Throughout Act One Nora is presented as a materialistic woman, who seems to think that money can buy a person’s happiness as she is constantly asking her husband for ‘money’ which she claims will keep her ‘going for a long time’ suggesting that she can’t live without money. She seems to forget the fact that she is completely reliant on her husband and his finances. Nora initially seems like a playful, naïve child who lacks knowledge of the world outside her ‘perfect’ home. Nora seems to be referred to as ‘little’ by her husband continuously, which makes the reader almost automatically assume that she is treated like a child, she is taking on the role of a spoilt daughter rather than a wife. Helmer also continuously refers to Nora as a bird ‘Is that my little lark twittering out there?’.
I coulda made something of myself.”(188). In the novel she even mentioned that she doesn't even like curley her husband. This is a way of society making women lonely, criticising them you see curleys wife though that society would never accept her without a husband by her
The Effects of Repression Shelly Staunton English 101 Section XO Galen College of Nursing Omar Rodriguez, MA The Effects of Repression In the short story “The Yellow Wallpaper” by Charlotte Perkins Stetson we see how the protagonist is treated as a woman in her time. We only have a one sided glimpse into her life but it is a clear example of a woman being regarded as beneath that of man. Likewise, in Kate Chopin’s “The Story of an Hour”, we have a brief glimpse into another period of time when the wife was but a shadow of her husband. Both women are yearning for independence and liberation from their roles in their marriages.
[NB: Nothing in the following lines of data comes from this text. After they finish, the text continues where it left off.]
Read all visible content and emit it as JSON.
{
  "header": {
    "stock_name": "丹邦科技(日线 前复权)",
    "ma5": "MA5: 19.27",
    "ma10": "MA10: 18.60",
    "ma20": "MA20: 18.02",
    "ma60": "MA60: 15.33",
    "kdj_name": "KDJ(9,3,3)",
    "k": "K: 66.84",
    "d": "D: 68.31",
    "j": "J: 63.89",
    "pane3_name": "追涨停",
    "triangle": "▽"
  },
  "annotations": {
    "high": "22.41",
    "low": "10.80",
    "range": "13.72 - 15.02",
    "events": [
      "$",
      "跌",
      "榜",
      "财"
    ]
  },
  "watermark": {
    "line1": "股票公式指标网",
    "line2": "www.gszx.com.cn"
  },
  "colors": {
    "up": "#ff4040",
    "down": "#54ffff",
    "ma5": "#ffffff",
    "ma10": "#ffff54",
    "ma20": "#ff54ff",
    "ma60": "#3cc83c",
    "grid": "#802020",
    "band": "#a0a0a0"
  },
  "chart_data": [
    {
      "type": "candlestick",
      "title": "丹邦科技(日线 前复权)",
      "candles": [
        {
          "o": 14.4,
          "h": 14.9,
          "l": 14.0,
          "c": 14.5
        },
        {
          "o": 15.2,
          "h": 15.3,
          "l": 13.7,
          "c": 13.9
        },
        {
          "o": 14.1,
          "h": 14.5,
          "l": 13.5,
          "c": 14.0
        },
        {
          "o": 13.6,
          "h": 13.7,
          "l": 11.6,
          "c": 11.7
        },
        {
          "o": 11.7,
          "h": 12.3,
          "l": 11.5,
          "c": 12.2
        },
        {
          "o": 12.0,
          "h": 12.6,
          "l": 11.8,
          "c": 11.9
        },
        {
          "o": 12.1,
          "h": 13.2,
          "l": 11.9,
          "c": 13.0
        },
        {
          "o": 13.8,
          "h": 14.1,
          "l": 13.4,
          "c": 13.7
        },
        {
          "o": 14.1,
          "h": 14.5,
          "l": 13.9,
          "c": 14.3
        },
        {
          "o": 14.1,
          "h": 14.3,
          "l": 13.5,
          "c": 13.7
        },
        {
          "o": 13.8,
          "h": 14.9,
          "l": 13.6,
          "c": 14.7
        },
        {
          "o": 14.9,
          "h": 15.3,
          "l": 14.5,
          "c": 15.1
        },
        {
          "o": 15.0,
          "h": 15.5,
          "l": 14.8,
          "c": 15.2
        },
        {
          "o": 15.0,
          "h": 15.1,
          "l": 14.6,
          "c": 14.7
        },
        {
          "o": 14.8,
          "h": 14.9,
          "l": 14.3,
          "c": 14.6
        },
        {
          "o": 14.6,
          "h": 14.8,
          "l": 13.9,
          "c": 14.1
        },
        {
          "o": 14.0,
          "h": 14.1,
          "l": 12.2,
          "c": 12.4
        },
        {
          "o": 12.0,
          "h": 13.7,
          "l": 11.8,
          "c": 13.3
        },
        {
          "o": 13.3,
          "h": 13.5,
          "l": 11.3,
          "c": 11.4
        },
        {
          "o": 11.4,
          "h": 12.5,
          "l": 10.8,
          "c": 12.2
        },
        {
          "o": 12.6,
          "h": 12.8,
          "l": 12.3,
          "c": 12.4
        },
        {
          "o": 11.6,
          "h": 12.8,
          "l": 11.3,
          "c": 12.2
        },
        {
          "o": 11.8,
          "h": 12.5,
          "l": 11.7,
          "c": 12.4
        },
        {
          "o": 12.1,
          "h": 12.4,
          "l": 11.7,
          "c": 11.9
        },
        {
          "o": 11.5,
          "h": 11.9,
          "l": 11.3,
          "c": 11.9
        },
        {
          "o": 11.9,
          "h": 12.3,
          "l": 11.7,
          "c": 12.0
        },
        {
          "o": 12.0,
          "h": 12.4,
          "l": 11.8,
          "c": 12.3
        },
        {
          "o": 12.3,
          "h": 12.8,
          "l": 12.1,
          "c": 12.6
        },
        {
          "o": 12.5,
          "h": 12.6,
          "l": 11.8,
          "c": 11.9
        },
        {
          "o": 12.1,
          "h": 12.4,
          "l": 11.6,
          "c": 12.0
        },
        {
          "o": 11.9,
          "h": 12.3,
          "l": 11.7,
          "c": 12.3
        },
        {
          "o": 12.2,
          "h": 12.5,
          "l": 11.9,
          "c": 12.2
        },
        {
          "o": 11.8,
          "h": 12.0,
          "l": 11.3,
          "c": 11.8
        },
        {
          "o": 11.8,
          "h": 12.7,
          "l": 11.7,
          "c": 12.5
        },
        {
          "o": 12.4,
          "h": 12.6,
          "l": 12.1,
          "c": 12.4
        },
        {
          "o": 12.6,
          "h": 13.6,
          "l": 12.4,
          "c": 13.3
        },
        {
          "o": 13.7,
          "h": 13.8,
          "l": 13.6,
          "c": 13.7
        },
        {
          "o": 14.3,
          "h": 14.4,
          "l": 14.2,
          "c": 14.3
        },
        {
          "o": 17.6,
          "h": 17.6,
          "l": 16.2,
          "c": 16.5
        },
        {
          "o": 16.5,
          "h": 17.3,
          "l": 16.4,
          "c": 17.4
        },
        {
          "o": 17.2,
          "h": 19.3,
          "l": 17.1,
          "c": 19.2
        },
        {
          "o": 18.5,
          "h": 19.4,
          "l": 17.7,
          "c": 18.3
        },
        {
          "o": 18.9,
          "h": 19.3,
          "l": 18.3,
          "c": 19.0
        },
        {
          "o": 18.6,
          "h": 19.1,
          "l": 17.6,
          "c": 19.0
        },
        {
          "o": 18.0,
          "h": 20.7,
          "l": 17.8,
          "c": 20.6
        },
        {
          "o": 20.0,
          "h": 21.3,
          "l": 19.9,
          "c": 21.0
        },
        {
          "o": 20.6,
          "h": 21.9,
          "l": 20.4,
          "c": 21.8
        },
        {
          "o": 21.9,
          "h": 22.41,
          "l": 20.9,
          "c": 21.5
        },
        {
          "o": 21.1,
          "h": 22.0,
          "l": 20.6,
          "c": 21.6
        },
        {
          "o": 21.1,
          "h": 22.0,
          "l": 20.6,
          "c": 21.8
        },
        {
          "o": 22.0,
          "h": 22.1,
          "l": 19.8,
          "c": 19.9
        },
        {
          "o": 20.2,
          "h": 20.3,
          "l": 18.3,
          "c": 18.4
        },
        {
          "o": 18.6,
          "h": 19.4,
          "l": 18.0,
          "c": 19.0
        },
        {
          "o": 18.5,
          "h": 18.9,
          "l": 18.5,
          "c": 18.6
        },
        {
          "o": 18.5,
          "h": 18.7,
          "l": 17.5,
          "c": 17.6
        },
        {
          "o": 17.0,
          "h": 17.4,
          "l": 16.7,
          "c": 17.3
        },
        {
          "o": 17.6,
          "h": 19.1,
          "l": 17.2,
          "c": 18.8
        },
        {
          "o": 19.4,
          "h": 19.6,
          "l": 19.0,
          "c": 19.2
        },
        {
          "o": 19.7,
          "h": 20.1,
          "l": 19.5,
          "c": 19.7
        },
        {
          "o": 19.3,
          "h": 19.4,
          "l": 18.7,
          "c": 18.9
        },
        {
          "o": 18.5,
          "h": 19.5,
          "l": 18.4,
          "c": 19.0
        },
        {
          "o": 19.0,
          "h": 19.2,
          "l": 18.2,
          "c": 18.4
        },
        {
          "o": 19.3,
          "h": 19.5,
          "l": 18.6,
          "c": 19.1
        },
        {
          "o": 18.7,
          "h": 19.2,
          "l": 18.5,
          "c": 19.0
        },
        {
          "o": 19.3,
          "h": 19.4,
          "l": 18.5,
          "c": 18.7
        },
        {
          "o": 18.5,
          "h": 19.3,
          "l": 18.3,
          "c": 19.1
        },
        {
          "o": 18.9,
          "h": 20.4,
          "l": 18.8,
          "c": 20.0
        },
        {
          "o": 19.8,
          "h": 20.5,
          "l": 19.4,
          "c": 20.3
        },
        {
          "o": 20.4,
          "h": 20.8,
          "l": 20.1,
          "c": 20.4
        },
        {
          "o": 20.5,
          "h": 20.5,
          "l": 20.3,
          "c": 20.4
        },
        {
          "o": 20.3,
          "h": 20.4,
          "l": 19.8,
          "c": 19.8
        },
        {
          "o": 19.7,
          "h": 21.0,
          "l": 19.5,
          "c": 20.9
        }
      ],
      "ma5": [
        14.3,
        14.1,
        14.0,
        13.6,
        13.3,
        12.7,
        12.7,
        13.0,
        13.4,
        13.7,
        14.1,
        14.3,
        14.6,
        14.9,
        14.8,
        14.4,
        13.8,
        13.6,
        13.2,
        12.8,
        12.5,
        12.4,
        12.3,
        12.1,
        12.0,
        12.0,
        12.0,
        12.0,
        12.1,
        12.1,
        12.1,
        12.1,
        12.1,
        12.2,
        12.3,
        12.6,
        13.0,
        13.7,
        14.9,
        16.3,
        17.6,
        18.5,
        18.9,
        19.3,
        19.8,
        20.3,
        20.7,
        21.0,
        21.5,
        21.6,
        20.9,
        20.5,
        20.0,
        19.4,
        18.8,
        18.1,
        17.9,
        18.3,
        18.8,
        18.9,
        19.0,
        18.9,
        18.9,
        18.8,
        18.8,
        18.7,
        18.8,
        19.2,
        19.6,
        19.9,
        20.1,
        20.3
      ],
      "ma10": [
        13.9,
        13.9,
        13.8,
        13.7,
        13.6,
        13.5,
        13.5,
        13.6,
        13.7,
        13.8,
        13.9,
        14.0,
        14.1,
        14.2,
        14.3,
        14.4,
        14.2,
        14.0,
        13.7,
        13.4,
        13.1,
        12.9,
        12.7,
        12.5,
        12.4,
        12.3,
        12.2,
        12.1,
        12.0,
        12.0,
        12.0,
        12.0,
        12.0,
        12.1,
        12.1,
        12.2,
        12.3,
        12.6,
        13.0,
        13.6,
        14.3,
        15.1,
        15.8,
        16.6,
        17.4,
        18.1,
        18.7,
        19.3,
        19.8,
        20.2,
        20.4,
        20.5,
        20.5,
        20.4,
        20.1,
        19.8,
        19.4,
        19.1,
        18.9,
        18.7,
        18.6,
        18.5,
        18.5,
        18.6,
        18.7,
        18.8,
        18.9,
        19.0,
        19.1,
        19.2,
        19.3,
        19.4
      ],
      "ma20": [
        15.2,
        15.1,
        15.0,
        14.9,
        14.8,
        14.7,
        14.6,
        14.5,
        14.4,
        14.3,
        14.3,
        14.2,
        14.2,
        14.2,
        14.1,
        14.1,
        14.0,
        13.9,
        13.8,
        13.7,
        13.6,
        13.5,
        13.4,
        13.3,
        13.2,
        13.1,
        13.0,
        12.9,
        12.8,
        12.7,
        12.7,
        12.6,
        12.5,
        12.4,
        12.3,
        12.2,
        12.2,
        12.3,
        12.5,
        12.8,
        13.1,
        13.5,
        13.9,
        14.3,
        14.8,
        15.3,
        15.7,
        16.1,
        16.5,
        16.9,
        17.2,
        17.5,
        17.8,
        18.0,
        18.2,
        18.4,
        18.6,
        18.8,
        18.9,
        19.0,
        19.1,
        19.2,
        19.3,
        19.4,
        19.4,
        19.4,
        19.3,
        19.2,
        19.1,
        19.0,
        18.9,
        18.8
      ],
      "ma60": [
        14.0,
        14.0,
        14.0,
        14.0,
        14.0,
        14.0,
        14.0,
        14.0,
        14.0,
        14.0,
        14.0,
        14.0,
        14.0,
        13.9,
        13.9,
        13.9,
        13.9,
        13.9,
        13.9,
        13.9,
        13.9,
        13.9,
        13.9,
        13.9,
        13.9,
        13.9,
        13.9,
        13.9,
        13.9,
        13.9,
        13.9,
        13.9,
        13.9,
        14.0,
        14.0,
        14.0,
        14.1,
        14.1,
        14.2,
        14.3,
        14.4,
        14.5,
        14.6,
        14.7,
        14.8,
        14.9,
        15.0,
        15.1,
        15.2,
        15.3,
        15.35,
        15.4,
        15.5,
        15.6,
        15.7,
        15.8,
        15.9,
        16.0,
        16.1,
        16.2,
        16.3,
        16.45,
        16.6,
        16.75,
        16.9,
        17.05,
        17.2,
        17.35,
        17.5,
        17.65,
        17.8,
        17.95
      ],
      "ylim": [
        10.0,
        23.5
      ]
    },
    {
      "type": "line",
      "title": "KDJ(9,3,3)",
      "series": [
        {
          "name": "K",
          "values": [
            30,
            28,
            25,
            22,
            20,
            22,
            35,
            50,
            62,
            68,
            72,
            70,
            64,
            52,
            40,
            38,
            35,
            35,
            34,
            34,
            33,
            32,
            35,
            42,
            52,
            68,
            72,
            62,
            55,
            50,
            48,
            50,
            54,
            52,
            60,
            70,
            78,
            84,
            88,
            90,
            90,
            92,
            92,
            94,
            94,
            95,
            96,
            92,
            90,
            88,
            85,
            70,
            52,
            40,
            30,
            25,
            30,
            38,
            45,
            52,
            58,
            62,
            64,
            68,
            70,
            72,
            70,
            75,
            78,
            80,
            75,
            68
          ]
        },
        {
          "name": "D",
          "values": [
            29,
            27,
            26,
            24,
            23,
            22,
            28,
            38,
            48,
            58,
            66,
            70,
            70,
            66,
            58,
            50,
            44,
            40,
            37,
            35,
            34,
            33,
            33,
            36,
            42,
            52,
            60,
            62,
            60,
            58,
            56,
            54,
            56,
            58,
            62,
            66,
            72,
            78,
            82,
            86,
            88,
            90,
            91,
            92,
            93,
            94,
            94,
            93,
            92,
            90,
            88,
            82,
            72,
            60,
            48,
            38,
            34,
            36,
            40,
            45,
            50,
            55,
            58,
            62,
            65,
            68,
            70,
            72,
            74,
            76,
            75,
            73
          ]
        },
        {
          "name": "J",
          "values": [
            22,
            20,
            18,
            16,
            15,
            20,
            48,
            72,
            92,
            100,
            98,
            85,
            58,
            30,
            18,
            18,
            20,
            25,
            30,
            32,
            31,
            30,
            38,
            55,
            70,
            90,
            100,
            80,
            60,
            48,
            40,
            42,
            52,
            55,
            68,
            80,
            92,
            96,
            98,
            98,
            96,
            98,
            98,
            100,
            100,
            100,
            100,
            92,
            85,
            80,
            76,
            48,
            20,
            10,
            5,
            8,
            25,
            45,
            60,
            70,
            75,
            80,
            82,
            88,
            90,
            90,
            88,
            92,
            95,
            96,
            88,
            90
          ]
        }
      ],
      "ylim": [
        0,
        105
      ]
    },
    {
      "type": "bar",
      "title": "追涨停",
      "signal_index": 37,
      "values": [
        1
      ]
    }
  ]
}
Although these stories are not similar in structure or literary technique, the tales are parallel in the